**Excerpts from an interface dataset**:
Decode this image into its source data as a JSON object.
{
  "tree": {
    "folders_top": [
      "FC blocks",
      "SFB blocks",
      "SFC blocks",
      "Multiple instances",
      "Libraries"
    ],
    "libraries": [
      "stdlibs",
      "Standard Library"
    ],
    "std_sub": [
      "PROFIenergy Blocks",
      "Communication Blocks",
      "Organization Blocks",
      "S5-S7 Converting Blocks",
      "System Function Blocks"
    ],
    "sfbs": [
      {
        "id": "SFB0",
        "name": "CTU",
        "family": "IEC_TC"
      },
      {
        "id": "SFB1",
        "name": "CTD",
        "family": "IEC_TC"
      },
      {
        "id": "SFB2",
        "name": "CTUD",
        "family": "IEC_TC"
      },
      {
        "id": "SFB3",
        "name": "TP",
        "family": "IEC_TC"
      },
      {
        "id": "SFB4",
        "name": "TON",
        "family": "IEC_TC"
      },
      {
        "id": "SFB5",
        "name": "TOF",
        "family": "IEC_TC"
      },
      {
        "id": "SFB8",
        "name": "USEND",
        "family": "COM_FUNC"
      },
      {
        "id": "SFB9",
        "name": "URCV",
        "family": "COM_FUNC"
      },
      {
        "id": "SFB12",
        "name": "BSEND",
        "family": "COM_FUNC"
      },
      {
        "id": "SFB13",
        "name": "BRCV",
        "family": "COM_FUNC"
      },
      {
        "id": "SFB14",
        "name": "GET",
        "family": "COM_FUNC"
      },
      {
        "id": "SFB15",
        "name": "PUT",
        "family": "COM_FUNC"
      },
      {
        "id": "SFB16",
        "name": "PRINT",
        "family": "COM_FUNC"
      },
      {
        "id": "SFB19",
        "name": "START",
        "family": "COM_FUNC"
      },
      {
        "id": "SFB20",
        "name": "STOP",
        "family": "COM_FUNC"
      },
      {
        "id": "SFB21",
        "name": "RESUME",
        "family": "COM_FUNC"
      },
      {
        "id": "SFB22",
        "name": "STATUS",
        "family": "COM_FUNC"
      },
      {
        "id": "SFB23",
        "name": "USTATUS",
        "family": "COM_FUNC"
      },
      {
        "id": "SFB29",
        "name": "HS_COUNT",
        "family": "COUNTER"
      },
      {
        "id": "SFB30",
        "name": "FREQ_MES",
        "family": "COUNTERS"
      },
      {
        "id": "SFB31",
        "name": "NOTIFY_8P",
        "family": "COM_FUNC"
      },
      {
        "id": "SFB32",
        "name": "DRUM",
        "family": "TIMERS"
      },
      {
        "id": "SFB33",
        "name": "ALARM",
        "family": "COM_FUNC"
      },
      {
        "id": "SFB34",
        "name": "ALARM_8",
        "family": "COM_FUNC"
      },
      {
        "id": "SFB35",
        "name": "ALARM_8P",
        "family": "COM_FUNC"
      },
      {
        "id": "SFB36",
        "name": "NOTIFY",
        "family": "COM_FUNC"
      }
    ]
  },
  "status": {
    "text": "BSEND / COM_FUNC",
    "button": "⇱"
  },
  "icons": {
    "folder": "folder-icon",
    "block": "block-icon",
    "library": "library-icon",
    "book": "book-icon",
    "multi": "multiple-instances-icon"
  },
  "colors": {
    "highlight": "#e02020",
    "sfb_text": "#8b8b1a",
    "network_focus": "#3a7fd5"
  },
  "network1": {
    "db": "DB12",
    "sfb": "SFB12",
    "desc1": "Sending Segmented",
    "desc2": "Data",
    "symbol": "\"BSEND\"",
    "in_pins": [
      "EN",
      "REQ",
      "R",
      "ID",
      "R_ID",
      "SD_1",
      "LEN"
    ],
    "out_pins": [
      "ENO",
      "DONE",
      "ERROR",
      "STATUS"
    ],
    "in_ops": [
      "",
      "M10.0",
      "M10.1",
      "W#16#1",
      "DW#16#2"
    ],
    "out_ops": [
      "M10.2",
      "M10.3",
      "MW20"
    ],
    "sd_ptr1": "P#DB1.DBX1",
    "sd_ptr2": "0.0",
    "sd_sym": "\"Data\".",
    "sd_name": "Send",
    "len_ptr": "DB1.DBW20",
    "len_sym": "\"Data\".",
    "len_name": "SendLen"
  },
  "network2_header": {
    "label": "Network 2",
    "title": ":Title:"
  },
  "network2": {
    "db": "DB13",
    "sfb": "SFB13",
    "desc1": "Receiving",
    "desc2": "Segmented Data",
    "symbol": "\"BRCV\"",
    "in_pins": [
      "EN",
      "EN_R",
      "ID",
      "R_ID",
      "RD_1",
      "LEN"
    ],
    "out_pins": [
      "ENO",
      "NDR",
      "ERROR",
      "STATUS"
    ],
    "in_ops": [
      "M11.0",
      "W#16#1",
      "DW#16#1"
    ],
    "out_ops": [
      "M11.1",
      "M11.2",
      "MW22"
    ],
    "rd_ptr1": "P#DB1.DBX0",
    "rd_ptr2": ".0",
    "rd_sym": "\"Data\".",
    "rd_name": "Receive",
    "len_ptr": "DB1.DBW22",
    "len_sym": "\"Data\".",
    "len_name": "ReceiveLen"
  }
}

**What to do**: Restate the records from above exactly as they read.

**Solution to the problem**:
Decode this image into its source data as a JSON object.
{
  "tree": {
    "folders_top": [
      "FC blocks",
      "SFB blocks",
      "SFC blocks",
      "Multiple instances",
      "Libraries"
    ],
    "libraries": [
      "stdlibs",
      "Standard Library"
    ],
    "std_sub": [
      "PROFIenergy Blocks",
      "Communication Blocks",
      "Organization Blocks",
      "S5-S7 Converting Blocks",
      "System Function Blocks"
    ],
    "sfbs": [
      {
        "id": "SFB0",
        "name": "CTU",
        "family": "IEC_TC"
      },
      {
        "id": "SFB1",
        "name": "CTD",
        "family": "IEC_TC"
      },
      {
        "id": "SFB2",
        "name": "CTUD",
        "family": "IEC_TC"
      },
      {
        "id": "SFB3",
        "name": "TP",
        "family": "IEC_TC"
      },
      {
        "id": "SFB4",
        "name": "TON",
        "family": "IEC_TC"
      },
      {
        "id": "SFB5",
        "name": "TOF",
        "family": "IEC_TC"
      },
      {
        "id": "SFB8",
        "name": "USEND",
        "family": "COM_FUNC"
      },
      {
        "id": "SFB9",
        "name": "URCV",
        "family": "COM_FUNC"
      },
      {
        "id": "SFB12",
        "name": "BSEND",
        "family": "COM_FUNC"
      },
      {
        "id": "SFB13",
        "name": "BRCV",
        "family": "COM_FUNC"
      },
      {
        "id": "SFB14",
        "name": "GET",
        "family": "COM_FUNC"
      },
      {
        "id": "SFB15",
        "name": "PUT",
        "family": "COM_FUNC"
      },
      {
        "id": "SFB16",
        "name": "PRINT",
        "family": "COM_FUNC"
      },
      {
        "id": "SFB19",
        "name": "START",
        "family": "COM_FUNC"
      },
      {
        "id": "SFB20",
        "name": "STOP",
        "family": "COM_FUNC"
      },
      {
        "id": "SFB21",
        "name": "RESUME",
        "family": "COM_FUNC"
      },
      {
        "id": "SFB22",
        "name": "STATUS",
        "family": "COM_FUNC"
      },
      {
        "id": "SFB23",
        "name": "USTATUS",
        "family": "COM_FUNC"
      },
      {
        "id": "SFB29",
        "name": "HS_COUNT",
        "family": "COUNTER"
      },
      {
        "id": "SFB30",
        "name": "FREQ_MES",
        "family": "COUNTERS"
      },
      {
        "id": "SFB31",
        "name": "NOTIFY_8P",
        "family": "COM_FUNC"
      },
      {
        "id": "SFB32",
        "name": "DRUM",
        "family": "TIMERS"
      },
      {
        "id": "SFB33",
        "name": "ALARM",
        "family": "COM_FUNC"
      },
      {
        "id": "SFB34",
        "name": "ALARM_8",
        "family": "COM_FUNC"
      },
      {
        "id": "SFB35",
        "name": "ALARM_8P",
        "family": "COM_FUNC"
      },
      {
        "id": "SFB36",
        "name": "NOTIFY",
        "family": "COM_FUNC"
      }
    ]
  },
  "status": {
    "text": "BSEND / COM_FUNC",
    "button": "⇱"
  },
  "icons": {
    "folder": "folder-icon",
    "block": "block-icon",
    "library": "library-icon",
    "book": "book-icon",
    "multi": "multiple-instances-icon"
  },
  "colors": {
    "highlight": "#e02020",
    "sfb_text": "#8b8b1a",
    "network_focus": "#3a7fd5"
  },
  "network1": {
    "db": "DB12",
    "sfb": "SFB12",
    "desc1": "Sending Segmented",
    "desc2": "Data",
    "symbol": "\"BSEND\"",
    "in_pins": [
      "EN",
      "REQ",
      "R",
      "ID",
      "R_ID",
      "SD_1",
      "LEN"
    ],
    "out_pins": [
      "ENO",
      "DONE",
      "ERROR",
      "STATUS"
    ],
    "in_ops": [
      "",
      "M10.0",
      "M10.1",
      "W#16#1",
      "DW#16#2"
    ],
    "out_ops": [
      "M10.2",
      "M10.3",
      "MW20"
    ],
    "sd_ptr1": "P#DB1.DBX1",
    "sd_ptr2": "0.0",
    "sd_sym": "\"Data\".",
    "sd_name": "Send",
    "len_ptr": "DB1.DBW20",
    "len_sym": "\"Data\".",
    "len_name": "SendLen"
  },
  "network2_header": {
    "label": "Network 2",
    "title": ":Title:"
  },
  "network2": {
    "db": "DB13",
    "sfb": "SFB13",
    "desc1": "Receiving",
    "desc2": "Segmented Data",
    "symbol": "\"BRCV\"",
    "in_pins": [
      "EN",
      "EN_R",
      "ID",
      "R_ID",
      "RD_1",
      "LEN"
    ],
    "out_pins": [
      "ENO",
      "NDR",
      "ERROR",
      "STATUS"
    ],
    "in_ops": [
      "M11.0",
      "W#16#1",
      "DW#16#1"
    ],
    "out_ops": [
      "M11.1",
      "M11.2",
      "MW22"
    ],
    "rd_ptr1": "P#DB1.DBX0",
    "rd_ptr2": ".0",
    "rd_sym": "\"Data\".",
    "rd_name": "Receive",
    "len_ptr": "DB1.DBW22",
    "len_sym": "\"Data\".",
    "len_name": "ReceiveLen"
  }
}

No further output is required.